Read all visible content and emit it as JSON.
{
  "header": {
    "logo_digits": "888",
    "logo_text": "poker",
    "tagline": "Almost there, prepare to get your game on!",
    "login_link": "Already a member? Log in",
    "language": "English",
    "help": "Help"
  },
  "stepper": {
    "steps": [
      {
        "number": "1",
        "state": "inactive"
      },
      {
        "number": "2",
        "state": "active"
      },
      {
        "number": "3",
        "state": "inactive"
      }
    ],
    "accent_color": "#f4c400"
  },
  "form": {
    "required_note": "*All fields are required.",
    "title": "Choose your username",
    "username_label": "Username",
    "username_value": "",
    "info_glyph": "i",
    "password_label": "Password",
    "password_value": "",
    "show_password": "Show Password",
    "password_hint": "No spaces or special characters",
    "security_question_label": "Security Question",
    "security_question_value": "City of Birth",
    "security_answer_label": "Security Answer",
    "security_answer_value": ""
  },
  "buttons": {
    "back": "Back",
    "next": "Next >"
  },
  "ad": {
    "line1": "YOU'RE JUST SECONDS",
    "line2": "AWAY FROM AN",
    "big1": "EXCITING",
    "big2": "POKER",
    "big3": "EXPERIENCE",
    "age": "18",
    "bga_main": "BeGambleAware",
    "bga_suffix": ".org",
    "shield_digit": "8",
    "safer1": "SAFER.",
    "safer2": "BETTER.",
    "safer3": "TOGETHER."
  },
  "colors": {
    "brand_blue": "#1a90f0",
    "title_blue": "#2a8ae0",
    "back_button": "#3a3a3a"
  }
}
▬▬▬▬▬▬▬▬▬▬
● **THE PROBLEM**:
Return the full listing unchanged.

● **RESULT**:
Read all visible content and emit it as JSON.
{
  "header": {
    "logo_digits": "888",
    "logo_text": "poker",
    "tagline": "Almost there, prepare to get your game on!",
    "login_link": "Already a member? Log in",
    "language": "English",
    "help": "Help"
  },
  "stepper": {
    "steps": [
      {
        "number": "1",
        "state": "inactive"
      },
      {
        "number": "2",
        "state": "active"
      },
      {
        "number": "3",
        "state": "inactive"
      }
    ],
    "accent_color": "#f4c400"
  },
  "form": {
    "required_note": "*All fields are required.",
    "title": "Choose your username",
    "username_label": "Username",
    "username_value": "",
    "info_glyph": "i",
    "password_label": "Password",
    "password_value": "",
    "show_password": "Show Password",
    "password_hint": "No spaces or special characters",
    "security_question_label": "Security Question",
    "security_question_value": "City of Birth",
    "security_answer_label": "Security Answer",
    "security_answer_value": ""
  },
  "buttons": {
    "back": "Back",
    "next": "Next >"
  },
  "ad": {
    "line1": "YOU'RE JUST SECONDS",
    "line2": "AWAY FROM AN",
    "big1": "EXCITING",
    "big2": "POKER",
    "big3": "EXPERIENCE",
    "age": "18",
    "bga_main": "BeGambleAware",
    "bga_suffix": ".org",
    "shield_digit": "8",
    "safer1": "SAFER.",
    "safer2": "BETTER.",
    "safer3": "TOGETHER."
  },
  "colors": {
    "brand_blue": "#1a90f0",
    "title_blue": "#2a8ae0",
    "back_button": "#3a3a3a"
  }
}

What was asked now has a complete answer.